" Baratta is a master at conjuring up the many family members who had a hand in her coming of age, all of them hell-bent on teaching her the rules of Italian Catholic propriety....well-acted, well-staged, and engaging....palpable - and affecting. An entertaining and at times moving chronicle, Vignettes reminds us that barriers to assimilation come from both within and without." - Theasy
“Stunning in its accuracy and honesty….this is an excellent work by a writer/performer who has an abundance of theater skills. Her performance is charged with energy and passion. This is a universal coming-of-age story that fits just about every culture in the great melting pot, America.” 4 ½ stars - Republican-American
"You will love it...being the gem of the play, the cultural aspects of "Vignettes..." is colorful and humorous. With Baratta's incredible acting skills....she has an expressive face that tells us more than words can possibly reveal, and the way she represents the character engages the audience." - ReviewFix
"Baratta moves from character to character......she is a very gifted performer and what she shares with the audience is more than just a look into her life and experiences but more like a glimpse into her soul......Baratta’s performance is moving at times and hilarious at others."
"The charming and versatile Giulia is being brought to delectable life in the hands and hospitality of Maria Baratta as she cooks up a fabulous feast right before your eyes in "I Loved, I Lost, I Made Spaghetti," a memoir by Giulia that has been cleverly adapted by Jacques Lamarre. Seven Angels Theater in Waterbury will be cooking up a storm, with fresh pasta created from scratch, complete with antipasto, salad, bread and wine, for a lucky select few, right on stage." Conneticut Critics Circle
"Baratta plays Melucci, a single New Yorker who is a publishing pro by day and domestic diva by night. She knows how to whip up mouth-watering Italian cuisine, but unfortunately, her prowess with pasta is not matched by her taste in men, who all seem to eat and run. Conjuring up a culinary masterpiece (cooking a three-course meal live on stage), Gulia recounts stories about the men in her life and the meals that she made for them.. Can she find Mr. Right or will she end up getting burned?" - Republican-American

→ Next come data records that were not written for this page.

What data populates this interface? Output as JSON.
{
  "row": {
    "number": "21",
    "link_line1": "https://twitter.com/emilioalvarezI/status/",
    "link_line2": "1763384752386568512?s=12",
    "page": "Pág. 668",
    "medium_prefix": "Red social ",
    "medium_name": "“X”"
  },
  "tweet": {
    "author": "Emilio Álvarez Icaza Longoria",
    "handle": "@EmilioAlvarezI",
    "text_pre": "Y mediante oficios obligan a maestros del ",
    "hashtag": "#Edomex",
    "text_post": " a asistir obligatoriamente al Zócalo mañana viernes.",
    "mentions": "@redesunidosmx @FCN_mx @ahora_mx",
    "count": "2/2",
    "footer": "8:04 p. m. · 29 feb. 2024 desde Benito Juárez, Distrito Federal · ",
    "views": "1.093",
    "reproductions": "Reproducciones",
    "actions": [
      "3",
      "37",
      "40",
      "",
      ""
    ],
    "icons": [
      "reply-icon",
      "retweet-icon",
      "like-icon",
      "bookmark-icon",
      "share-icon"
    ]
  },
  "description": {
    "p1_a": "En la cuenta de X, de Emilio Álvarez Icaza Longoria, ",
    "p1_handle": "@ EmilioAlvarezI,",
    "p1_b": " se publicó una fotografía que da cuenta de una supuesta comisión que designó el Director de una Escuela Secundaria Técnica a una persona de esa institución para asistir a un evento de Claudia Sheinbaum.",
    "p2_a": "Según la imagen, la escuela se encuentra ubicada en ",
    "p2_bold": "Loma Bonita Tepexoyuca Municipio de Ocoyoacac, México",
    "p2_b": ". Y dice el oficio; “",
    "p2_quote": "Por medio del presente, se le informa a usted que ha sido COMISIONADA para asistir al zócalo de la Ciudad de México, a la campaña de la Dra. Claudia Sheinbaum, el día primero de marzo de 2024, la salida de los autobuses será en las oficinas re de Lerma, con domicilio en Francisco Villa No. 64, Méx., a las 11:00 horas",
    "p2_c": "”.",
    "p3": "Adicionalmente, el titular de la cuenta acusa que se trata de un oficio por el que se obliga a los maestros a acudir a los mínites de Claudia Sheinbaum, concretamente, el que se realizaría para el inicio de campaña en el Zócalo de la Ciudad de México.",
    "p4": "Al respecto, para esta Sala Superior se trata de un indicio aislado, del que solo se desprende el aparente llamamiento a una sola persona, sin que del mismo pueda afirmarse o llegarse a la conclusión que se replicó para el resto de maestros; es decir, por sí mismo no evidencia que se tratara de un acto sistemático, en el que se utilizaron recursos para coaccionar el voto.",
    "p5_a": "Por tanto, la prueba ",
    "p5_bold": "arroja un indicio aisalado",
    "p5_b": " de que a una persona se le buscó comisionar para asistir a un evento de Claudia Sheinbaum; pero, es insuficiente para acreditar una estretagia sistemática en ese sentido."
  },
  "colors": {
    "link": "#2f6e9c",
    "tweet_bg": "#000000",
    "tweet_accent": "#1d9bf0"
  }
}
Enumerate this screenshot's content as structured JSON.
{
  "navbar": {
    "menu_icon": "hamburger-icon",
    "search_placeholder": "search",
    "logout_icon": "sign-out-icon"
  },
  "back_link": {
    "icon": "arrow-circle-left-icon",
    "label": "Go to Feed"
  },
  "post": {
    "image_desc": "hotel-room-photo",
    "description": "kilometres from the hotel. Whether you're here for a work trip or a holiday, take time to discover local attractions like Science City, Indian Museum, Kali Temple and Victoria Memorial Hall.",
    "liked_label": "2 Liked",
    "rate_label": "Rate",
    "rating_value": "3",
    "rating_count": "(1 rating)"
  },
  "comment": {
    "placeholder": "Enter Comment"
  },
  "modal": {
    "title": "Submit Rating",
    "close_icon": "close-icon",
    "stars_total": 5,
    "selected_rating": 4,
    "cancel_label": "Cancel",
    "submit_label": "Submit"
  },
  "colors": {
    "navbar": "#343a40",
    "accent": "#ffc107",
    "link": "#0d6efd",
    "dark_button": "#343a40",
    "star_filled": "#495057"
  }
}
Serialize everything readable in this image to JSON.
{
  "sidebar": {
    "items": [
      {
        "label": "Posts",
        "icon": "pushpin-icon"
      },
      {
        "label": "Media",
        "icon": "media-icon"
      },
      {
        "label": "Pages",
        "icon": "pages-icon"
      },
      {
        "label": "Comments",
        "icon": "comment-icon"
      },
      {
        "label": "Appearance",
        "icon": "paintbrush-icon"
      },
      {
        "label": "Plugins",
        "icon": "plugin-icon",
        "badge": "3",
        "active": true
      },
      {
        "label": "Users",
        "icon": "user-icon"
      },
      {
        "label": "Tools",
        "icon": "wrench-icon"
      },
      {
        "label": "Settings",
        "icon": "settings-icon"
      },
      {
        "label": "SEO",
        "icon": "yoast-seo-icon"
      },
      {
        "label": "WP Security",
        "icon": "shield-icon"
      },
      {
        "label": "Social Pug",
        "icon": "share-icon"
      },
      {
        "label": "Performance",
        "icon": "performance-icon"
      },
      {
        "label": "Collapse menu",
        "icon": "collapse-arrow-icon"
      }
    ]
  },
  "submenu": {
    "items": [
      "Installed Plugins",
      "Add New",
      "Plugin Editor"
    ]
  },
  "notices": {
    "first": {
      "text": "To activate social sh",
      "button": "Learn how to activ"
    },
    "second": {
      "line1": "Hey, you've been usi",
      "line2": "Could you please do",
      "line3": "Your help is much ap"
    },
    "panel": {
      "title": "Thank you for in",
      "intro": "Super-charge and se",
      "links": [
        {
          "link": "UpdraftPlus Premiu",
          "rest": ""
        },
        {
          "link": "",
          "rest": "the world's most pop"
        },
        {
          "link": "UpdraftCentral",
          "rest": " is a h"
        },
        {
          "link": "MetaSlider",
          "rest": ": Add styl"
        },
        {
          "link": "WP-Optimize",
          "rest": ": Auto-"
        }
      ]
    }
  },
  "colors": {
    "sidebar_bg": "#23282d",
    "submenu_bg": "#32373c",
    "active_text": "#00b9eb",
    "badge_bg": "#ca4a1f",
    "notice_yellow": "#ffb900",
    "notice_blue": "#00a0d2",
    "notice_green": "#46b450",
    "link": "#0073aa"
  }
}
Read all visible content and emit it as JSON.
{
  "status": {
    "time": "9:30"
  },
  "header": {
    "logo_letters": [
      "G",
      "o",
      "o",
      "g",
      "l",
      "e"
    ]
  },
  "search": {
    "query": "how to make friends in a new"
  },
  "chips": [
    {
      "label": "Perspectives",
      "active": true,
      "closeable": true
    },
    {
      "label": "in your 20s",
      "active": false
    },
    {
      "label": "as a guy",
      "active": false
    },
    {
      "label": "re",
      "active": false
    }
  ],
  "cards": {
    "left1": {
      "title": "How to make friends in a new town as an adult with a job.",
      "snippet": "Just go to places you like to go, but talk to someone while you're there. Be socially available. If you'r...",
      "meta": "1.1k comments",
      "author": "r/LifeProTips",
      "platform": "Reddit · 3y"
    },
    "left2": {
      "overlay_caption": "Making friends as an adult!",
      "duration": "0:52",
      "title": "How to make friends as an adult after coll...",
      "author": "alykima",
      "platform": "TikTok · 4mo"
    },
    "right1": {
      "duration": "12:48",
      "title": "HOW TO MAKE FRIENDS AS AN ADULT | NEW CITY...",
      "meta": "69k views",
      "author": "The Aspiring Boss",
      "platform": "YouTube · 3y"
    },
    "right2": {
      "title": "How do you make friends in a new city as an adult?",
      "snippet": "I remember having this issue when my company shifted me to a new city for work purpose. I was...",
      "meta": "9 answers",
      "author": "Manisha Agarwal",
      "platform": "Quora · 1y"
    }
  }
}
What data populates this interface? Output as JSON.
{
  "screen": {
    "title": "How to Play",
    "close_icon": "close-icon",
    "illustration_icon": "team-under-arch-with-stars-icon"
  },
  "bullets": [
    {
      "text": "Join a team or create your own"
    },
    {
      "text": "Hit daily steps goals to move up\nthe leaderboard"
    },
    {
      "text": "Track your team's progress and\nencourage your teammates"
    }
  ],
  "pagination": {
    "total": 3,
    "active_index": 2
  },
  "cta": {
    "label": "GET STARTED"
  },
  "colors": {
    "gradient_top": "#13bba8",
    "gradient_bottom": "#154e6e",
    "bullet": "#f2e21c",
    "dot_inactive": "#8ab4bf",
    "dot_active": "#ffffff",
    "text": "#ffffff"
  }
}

“Actress Maria Baratta prides herself on being real and raw, and along the way she is also filled with personality and promise…..willing to show herself, Italian-American roots and all, down to her soul, which she bares to the audience openly and honestly…..brought to life through Baratta’s skills as an impersonator, so true to life that you can see each member of the family interacting with her like a well spiced spaghetti sauce to her narrative meat balls.” – CT Critics
“When the lovely Maria Baratta began her monologue, we knew we were in for a great show…..an excellent actress who switched effortlessly from character to character and back to herself….the actress covered a lot of topics during the two acts; nothing was taboo. There was an effective mix of comedy and tragedy and it was much more than what I expected.” – Patch
"The drama is a tragicomic memoir of a first-generation daughter of Italian immigrants navigating a new world while holding onto the past. The autobiographical show is a montage of knee-slapping anecdotes of over-the-top relatives with which Baratta frequently regaled friends..."It was a wonderful piece with a lot of potential," recalled DeLaurentis, who invited Baratta to expand the work for Seven Angels' stage. "I just thought this was so part of Waterbury, it was just meant to be." - Republican-American